══ TASK INPUTS ══

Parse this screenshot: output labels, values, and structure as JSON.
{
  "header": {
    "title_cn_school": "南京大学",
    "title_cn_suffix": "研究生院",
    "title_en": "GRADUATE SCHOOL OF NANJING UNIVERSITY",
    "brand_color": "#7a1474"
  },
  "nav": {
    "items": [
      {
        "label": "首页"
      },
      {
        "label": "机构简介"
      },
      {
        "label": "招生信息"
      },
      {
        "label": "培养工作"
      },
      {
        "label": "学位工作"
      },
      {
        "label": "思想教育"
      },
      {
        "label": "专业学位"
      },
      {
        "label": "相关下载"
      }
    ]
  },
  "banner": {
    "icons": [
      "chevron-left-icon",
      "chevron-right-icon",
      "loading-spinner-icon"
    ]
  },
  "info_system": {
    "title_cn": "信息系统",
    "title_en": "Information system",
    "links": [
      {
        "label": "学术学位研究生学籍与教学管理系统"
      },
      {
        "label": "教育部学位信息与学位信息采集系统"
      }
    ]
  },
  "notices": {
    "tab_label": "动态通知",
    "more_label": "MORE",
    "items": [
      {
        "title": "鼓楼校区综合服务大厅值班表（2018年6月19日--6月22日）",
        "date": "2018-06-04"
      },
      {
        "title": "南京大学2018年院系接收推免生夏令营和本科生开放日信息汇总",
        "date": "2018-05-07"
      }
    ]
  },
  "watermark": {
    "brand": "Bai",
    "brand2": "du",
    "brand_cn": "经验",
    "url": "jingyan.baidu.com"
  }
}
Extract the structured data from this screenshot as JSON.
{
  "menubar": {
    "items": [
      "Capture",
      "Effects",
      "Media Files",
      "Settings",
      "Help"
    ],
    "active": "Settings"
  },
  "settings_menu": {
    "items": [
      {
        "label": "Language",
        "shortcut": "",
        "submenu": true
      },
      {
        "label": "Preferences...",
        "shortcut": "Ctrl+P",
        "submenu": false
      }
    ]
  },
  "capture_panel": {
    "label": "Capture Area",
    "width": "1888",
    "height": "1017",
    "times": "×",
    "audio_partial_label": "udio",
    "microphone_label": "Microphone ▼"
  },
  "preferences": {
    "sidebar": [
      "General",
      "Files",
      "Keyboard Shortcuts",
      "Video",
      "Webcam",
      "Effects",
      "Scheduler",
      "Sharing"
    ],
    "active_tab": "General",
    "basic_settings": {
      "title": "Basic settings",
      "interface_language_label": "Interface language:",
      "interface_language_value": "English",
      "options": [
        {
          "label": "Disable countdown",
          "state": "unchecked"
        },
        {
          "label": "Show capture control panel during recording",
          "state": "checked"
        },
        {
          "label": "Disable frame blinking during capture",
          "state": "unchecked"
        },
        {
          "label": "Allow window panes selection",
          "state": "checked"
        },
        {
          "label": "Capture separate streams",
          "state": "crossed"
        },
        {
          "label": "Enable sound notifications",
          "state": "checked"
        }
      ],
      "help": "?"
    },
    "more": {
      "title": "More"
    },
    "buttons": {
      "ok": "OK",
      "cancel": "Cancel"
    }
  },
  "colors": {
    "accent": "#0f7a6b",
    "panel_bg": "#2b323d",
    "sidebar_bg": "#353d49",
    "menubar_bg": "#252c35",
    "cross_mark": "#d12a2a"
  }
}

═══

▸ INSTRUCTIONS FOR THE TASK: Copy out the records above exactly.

▸ REPLY TO THE EXERCISE:
Parse this screenshot: output labels, values, and structure as JSON.
{
  "header": {
    "title_cn_school": "南京大学",
    "title_cn_suffix": "研究生院",
    "title_en": "GRADUATE SCHOOL OF NANJING UNIVERSITY",
    "brand_color": "#7a1474"
  },
  "nav": {
    "items": [
      {
        "label": "首页"
      },
      {
        "label": "机构简介"
      },
      {
        "label": "招生信息"
      },
      {
        "label": "培养工作"
      },
      {
        "label": "学位工作"
      },
      {
        "label": "思想教育"
      },
      {
        "label": "专业学位"
      },
      {
        "label": "相关下载"
      }
    ]
  },
  "banner": {
    "icons": [
      "chevron-left-icon",
      "chevron-right-icon",
      "loading-spinner-icon"
    ]
  },
  "info_system": {
    "title_cn": "信息系统",
    "title_en": "Information system",
    "links": [
      {
        "label": "学术学位研究生学籍与教学管理系统"
      },
      {
        "label": "教育部学位信息与学位信息采集系统"
      }
    ]
  },
  "notices": {
    "tab_label": "动态通知",
    "more_label": "MORE",
    "items": [
      {
        "title": "鼓楼校区综合服务大厅值班表（2018年6月19日--6月22日）",
        "date": "2018-06-04"
      },
      {
        "title": "南京大学2018年院系接收推免生夏令营和本科生开放日信息汇总",
        "date": "2018-05-07"
      }
    ]
  },
  "watermark": {
    "brand": "Bai",
    "brand2": "du",
    "brand_cn": "经验",
    "url": "jingyan.baidu.com"
  }
}
Extract the structured data from this screenshot as JSON.
{
  "menubar": {
    "items": [
      "Capture",
      "Effects",
      "Media Files",
      "Settings",
      "Help"
    ],
    "active": "Settings"
  },
  "settings_menu": {
    "items": [
      {
        "label": "Language",
        "shortcut": "",
        "submenu": true
      },
      {
        "label": "Preferences...",
        "shortcut": "Ctrl+P",
        "submenu": false
      }
    ]
  },
  "capture_panel": {
    "label": "Capture Area",
    "width": "1888",
    "height": "1017",
    "times": "×",
    "audio_partial_label": "udio",
    "microphone_label": "Microphone ▼"
  },
  "preferences": {
    "sidebar": [
      "General",
      "Files",
      "Keyboard Shortcuts",
      "Video",
      "Webcam",
      "Effects",
      "Scheduler",
      "Sharing"
    ],
    "active_tab": "General",
    "basic_settings": {
      "title": "Basic settings",
      "interface_language_label": "Interface language:",
      "interface_language_value": "English",
      "options": [
        {
          "label": "Disable countdown",
          "state": "unchecked"
        },
        {
          "label": "Show capture control panel during recording",
          "state": "checked"
        },
        {
          "label": "Disable frame blinking during capture",
          "state": "unchecked"
        },
        {
          "label": "Allow window panes selection",
          "state": "checked"
        },
        {
          "label": "Capture separate streams",
          "state": "crossed"
        },
        {
          "label": "Enable sound notifications",
          "state": "checked"
        }
      ],
      "help": "?"
    },
    "more": {
      "title": "More"
    },
    "buttons": {
      "ok": "OK",
      "cancel": "Cancel"
    }
  },
  "colors": {
    "accent": "#0f7a6b",
    "panel_bg": "#2b323d",
    "sidebar_bg": "#353d49",
    "menubar_bg": "#252c35",
    "cross_mark": "#d12a2a"
  }
}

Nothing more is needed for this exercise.